BEGIN

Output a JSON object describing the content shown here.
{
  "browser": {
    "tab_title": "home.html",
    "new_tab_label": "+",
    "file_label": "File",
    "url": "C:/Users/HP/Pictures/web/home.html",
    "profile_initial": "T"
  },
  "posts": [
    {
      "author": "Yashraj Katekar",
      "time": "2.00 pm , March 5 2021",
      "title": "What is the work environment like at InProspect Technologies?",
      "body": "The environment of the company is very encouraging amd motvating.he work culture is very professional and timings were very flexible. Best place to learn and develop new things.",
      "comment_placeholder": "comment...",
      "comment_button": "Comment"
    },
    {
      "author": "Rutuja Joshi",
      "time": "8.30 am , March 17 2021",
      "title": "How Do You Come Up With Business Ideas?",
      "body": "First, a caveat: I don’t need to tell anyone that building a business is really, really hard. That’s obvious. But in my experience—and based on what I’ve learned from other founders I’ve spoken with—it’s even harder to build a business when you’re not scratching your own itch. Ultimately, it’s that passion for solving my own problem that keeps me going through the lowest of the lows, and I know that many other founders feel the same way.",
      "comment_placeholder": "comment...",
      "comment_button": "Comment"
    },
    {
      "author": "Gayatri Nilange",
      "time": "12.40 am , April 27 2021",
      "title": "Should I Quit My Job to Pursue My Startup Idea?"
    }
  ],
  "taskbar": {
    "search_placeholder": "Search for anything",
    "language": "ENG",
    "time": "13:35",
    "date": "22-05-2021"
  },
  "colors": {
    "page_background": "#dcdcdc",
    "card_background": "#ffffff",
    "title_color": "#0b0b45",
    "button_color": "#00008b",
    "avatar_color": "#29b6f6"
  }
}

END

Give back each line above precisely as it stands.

Output a JSON object describing the content shown here.
{
  "browser": {
    "tab_title": "home.html",
    "new_tab_label": "+",
    "file_label": "File",
    "url": "C:/Users/HP/Pictures/web/home.html",
    "profile_initial": "T"
  },
  "posts": [
    {
      "author": "Yashraj Katekar",
      "time": "2.00 pm , March 5 2021",
      "title": "What is the work environment like at InProspect Technologies?",
      "body": "The environment of the company is very encouraging amd motvating.he work culture is very professional and timings were very flexible. Best place to learn and develop new things.",
      "comment_placeholder": "comment...",
      "comment_button": "Comment"
    },
    {
      "author": "Rutuja Joshi",
      "time": "8.30 am , March 17 2021",
      "title": "How Do You Come Up With Business Ideas?",
      "body": "First, a caveat: I don’t need to tell anyone that building a business is really, really hard. That’s obvious. But in my experience—and based on what I’ve learned from other founders I’ve spoken with—it’s even harder to build a business when you’re not scratching your own itch. Ultimately, it’s that passion for solving my own problem that keeps me going through the lowest of the lows, and I know that many other founders feel the same way.",
      "comment_placeholder": "comment...",
      "comment_button": "Comment"
    },
    {
      "author": "Gayatri Nilange",
      "time": "12.40 am , April 27 2021",
      "title": "Should I Quit My Job to Pursue My Startup Idea?"
    }
  ],
  "taskbar": {
    "search_placeholder": "Search for anything",
    "language": "ENG",
    "time": "13:35",
    "date": "22-05-2021"
  },
  "colors": {
    "page_background": "#dcdcdc",
    "card_background": "#ffffff",
    "title_color": "#0b0b45",
    "button_color": "#00008b",
    "avatar_color": "#29b6f6"
  }
}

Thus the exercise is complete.